◆ The problem:
Using the listing, copy each whole line that features "background".

☆ ☆ ☆ ☆ ☆

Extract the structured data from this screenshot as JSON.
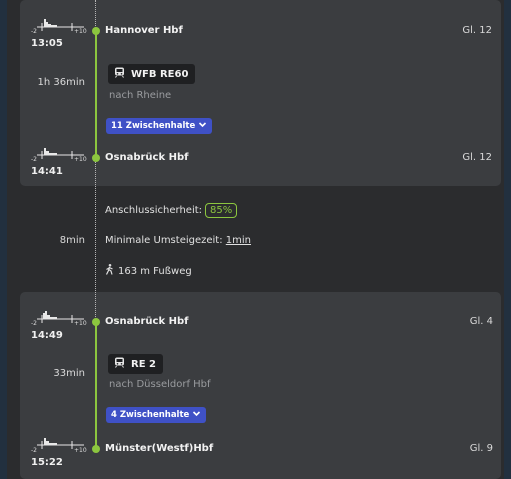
{
  "histogram": {
    "left_label": "-2",
    "right_label": "+10"
  },
  "legs": [
    {
      "departure": {
        "time": "13:05",
        "station": "Hannover Hbf",
        "platform": "Gl. 12"
      },
      "duration": "1h 36min",
      "train": "WFB RE60",
      "train_icon": "train-icon",
      "direction": "nach Rheine",
      "stops_label": "11 Zwischenhalte",
      "arrival": {
        "time": "14:41",
        "station": "Osnabrück Hbf",
        "platform": "Gl. 12"
      }
    },
    {
      "departure": {
        "time": "14:49",
        "station": "Osnabrück Hbf",
        "platform": "Gl. 4"
      },
      "duration": "33min",
      "train": "RE 2",
      "train_icon": "train-icon",
      "direction": "nach Düsseldorf Hbf",
      "stops_label": "4 Zwischenhalte",
      "arrival": {
        "time": "15:22",
        "station": "Münster(Westf)Hbf",
        "platform": "Gl. 9"
      }
    }
  ],
  "transfer": {
    "duration": "8min",
    "reliability_label": "Anschlussicherheit:",
    "reliability_value": "85%",
    "min_transfer_label": "Minimale Umsteigezeit:",
    "min_transfer_value": "1min",
    "walk_icon": "walking-icon",
    "walk": "163 m Fußweg"
  },
  "colors": {
    "line": "#8cc63f",
    "badge_stops": "#3f51c6",
    "card": "#3b3d40",
    "background": "#2b2c2e"
  }
}
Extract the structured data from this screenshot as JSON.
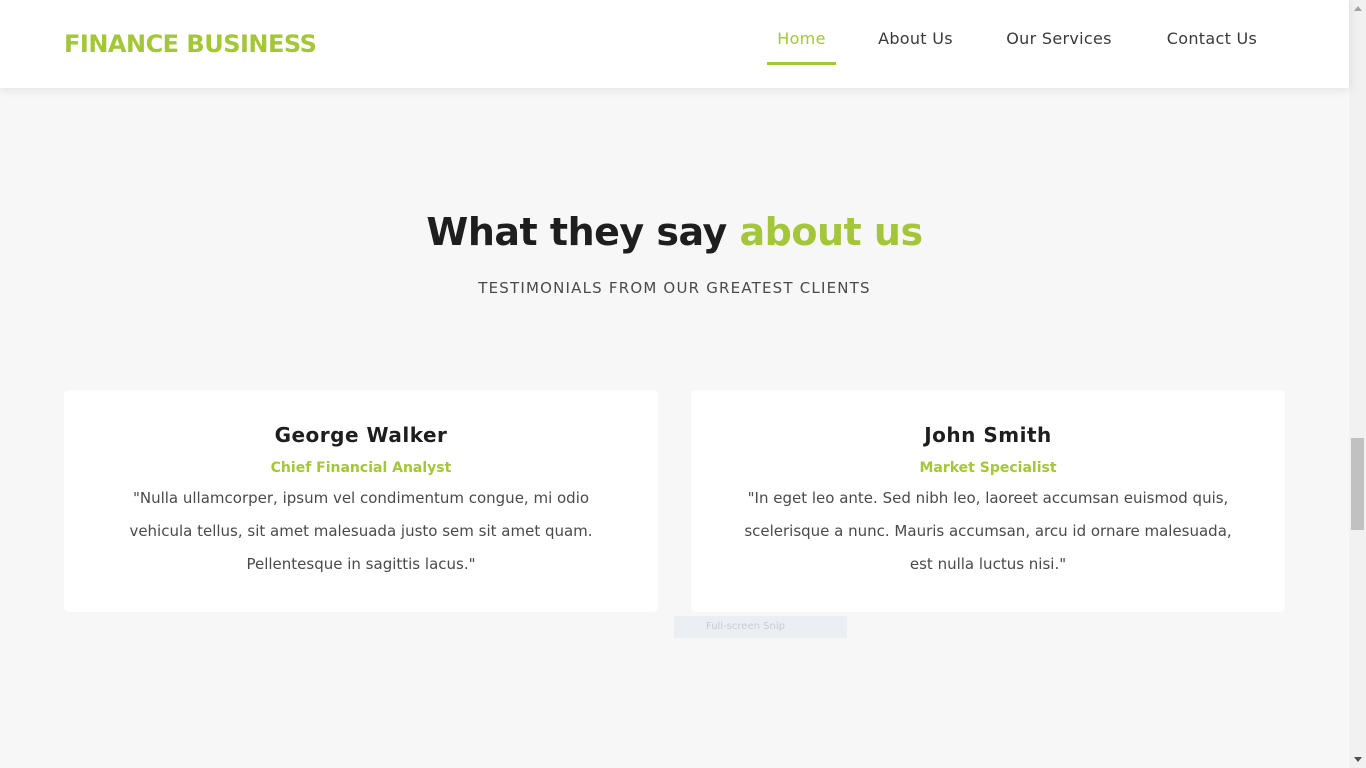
{
  "header": {
    "logo": "FINANCE BUSINESS",
    "nav": [
      {
        "label": "Home",
        "active": true
      },
      {
        "label": "About Us",
        "active": false
      },
      {
        "label": "Our Services",
        "active": false
      },
      {
        "label": "Contact Us",
        "active": false
      }
    ]
  },
  "section": {
    "title_main": "What they say",
    "title_accent": "about us",
    "subtitle": "TESTIMONIALS FROM OUR GREATEST CLIENTS"
  },
  "testimonials": [
    {
      "name": "George Walker",
      "role": "Chief Financial Analyst",
      "quote": "\"Nulla ullamcorper, ipsum vel condimentum congue, mi odio vehicula tellus, sit amet malesuada justo sem sit amet quam. Pellentesque in sagittis lacus.\""
    },
    {
      "name": "John Smith",
      "role": "Market Specialist",
      "quote": "\"In eget leo ante. Sed nibh leo, laoreet accumsan euismod quis, scelerisque a nunc. Mauris accumsan, arcu id ornare malesuada, est nulla luctus nisi.\""
    }
  ],
  "overlay": {
    "snip_label": "Full-screen Snip"
  },
  "colors": {
    "accent": "#a4c639",
    "heading": "#1e1e1e",
    "body_text": "#4a4a4a",
    "background": "#f7f7f7",
    "card": "#ffffff"
  }
}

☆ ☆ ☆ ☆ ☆

◆ Answer section:
    "background": "#2b2c2e"
    "background": "#f7f7f7",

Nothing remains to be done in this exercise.